You declared to the battle-weary troops: “We are here; we will not leave this camp until we substantially degrade these criminals. God willing, we shall be there with you, no going back once we commence. We will be with you in the valleys, on the hill, in the jungle, in the river and so on. As I speak now, we have some elements providing us necessary intelligence and once we start, no going back. We are here and we will make sure that we get ourselves properly motivated, properly equipped and I assure you will have the best of time.

“We want the best out of you. We need your courage and determination. I want you to have at the back of your minds that Mr. President is solidly behind you. We have already started getting the consignment of what we require for us to handle these insurgency and terrorism. It is a matter of time and a very short time.”

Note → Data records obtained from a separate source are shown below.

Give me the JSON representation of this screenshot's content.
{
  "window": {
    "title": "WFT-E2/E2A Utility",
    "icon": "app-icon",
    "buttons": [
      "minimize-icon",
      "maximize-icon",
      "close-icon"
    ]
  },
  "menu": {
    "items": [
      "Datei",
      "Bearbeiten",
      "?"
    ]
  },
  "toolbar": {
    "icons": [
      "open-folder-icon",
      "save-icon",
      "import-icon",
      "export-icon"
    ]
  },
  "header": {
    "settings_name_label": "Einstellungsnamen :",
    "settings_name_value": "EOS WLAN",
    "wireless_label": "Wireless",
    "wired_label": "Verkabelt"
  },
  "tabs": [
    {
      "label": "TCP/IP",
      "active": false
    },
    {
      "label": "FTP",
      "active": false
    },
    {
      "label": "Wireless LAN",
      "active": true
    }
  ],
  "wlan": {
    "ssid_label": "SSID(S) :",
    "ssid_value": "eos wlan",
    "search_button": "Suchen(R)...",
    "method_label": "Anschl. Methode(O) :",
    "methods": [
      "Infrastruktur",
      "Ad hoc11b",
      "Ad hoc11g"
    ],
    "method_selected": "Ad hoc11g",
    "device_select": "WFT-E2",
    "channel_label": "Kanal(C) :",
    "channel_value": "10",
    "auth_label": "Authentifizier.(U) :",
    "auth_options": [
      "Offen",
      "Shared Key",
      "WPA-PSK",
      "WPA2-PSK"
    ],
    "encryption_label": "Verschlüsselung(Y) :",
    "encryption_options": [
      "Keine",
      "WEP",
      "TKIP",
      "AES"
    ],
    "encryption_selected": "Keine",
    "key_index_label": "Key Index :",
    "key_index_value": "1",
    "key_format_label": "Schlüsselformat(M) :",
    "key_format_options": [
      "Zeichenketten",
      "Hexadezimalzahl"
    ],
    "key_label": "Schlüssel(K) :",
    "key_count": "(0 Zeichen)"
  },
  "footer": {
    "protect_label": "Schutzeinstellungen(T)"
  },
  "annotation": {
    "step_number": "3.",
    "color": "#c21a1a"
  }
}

Beloved army chief, you have to go beyond these verbal assurances. The truth that must be told is that these gallant soldiers are poorly motivated and poorly equipped. This situation has been very bad under your command. It’s not enough telling them that you had started getting the consignment of requirement for handling the terrorists. You must deliver quality equipment and quality motivation. We’ve had so many incidents of soldiers protesting against poor equipment. The morale of our gallant soldiers is low because of the failed military leadership. I will never forget a scene at the Maiduguri airport few years back when soldiers resisted posting to the war zone over a number of genuine issues. Most of them have over-stayed on the war front, contrary to the professional standard. There are also issues with tactical air support for your ground troops.

The war against Boko Haram has been on for too long. It’s going to be 11 years this year.

Many see you as a major hindrance to the war against the terrorists. You have stayed for so long with very little result to show. I also see you as a major problem. Many believe the big boys in the military don’t want the war to end because they are benefitting from it. I also hold that very strong feeling. I sincerely hope that this time around, you will prove us wrong. I am hoping that you would truly not return to Abuja until the coldblooded Boko Haram fighters are decapitated. Nigerians are tired. The pain in the North-east is unprecedented. Close to a million people in this area are languishing in IDP camps. They can’t go home because their villages and towns are dominated by terrorists. Thousands of innocent Nigerians have been killed, with thousands of women turned to widows and children to orphans. An estimated 2000 soldiers have been killed by the terrorists. Buratai, you must end this madness this time around. Just do it.